Martindale is donating his kidney for LaFramboise, who has been in end-stage renal failure and on dialysis for four years.
“To have Brian do this for me, there is no way to thank the man,” LaFramboise said. “I love him and I don’t even really know him. He’s like a saint.”
The timeline isn’t the only thing that makes this donation unique; the proceedure itself has a twist. Martindale is not a match for LaFramboise, meaning under typical circumstances this donation would not happen.
The two are participating in what is known as a paired donation. Martindale’s kidney will go to another patient — who he may never meet — and in exchange, a donor that LaFramboise may never meet will give him a kidney.
“I give up a kidney, but two people will get their lives back,” Martindale said of the procedure. “I’ve made up my mind and this just feels like the right thing to do.”
Chad Abbott, spokesman for the University of Michigan Transplant Center paired kidney donation program, said paired donations are both unique and common.
“Among people who have potential donors but the donors aren’t a match, this program is really gaining popularity,” he said. “But the patients must have a potential donor.”
Charity is not new to Martindale. He, along with his son Dave Martindale, owns and operates Karma Inc. Apparel, an online clothing shop that donates at least 10 percent of its profits to a variety of charities.

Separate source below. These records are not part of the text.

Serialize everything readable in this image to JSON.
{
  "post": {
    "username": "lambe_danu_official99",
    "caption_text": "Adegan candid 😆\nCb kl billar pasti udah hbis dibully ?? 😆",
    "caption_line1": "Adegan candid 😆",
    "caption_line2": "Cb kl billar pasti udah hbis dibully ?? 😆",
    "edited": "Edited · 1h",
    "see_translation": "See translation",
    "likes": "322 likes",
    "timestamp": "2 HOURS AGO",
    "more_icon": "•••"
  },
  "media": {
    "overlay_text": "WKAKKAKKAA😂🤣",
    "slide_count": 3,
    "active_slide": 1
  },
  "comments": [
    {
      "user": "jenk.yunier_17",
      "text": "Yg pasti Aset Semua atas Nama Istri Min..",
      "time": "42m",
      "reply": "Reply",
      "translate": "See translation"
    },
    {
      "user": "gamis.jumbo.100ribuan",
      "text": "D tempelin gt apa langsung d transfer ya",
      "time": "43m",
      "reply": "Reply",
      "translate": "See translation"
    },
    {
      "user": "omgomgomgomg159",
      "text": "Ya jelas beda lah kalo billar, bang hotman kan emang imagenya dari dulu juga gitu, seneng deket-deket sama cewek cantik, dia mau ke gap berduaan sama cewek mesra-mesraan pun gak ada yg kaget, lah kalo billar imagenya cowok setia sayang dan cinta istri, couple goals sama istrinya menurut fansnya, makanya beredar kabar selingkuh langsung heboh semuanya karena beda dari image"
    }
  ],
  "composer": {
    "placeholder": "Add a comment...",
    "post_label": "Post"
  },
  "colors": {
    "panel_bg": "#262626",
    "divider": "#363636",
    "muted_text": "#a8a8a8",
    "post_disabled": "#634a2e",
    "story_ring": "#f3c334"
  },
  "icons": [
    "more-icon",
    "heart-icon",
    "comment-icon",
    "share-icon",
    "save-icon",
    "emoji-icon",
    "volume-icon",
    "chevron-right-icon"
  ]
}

While undergoing testing for the surgery in Ann Arbor at the University of Michigan Transplant Center, Martindale learned “a lot” about the transplant process, igniting a drive to do more than just donate a kidney.
“A lot of the staff at the University of Michigan hospital — the doctors, nurses, volunteers — they help out at this camp, Camp Michitanki, for kids who have had transplants,” he said. “These kids need a special camp because of their medical needs and this camp allows them to go someplace, have a normal week away from home.”
The stories of youngsters dealing with organ transplants, the additional stress and restrictions they deal with, made Martindale all the more grateful for his healthy family, he said.
“Seeing someone personally deal with everything, it really drives it home,” he said. “I have a grown son who is my business partner and he’s always been healthy. I never had to deal with the things that these parents are having to deal with. You hear about transplants or kids who are sick, but this made it real.”
The camp currently operates out of a campground in Holly that the program rents for a week, but the goal is to purchase its own grounds. Martindale, along with his son Dave, have put together a number of local fundraisers for Camp Michitanki.
They have organized a concert featuring Mark Farner — of Grand Funk Railroad fame — at the State Theatre, 913 Washington Ave., on Friday. Tickets are being sold online and at the theater box office for $30 to $35, and the concert begins at 7 p.m.
On Saturday, they’ll turn their attention to “Bowling for Life” at Washington Lanes bowling alley, 1205 Washington Ave. For $30 per bowler, participants will be able to enjoy mixed doubles no-tap bowling, food provided by Hooters and Brooklyn Boys restaurants, music by Tyler Short and be eligible for a number of prizes, including gifts from Herman Hiss & Co. and Simmons jewelers. Bowling begins at 1 p.m., and people can register at Washington Lanes or by printing off a registration form at www.karmaincapparel.com.
Finally, Karma Inc. Apparel — the Martindales’ company — has produced special edition “Guilty of Caring” t-shirt in maize and blue, with $10 from every sale going towards camp Michitanki. Martindale said that nearly every penny of profit from the $24.99 shirts is going to the cause.
“We decided to do something special for the university,” Martindale said. “That’s the way we want to do business.”
The t-shirts are available at Karma Inc. Apparel’s online store at www.karmaincapparel.com.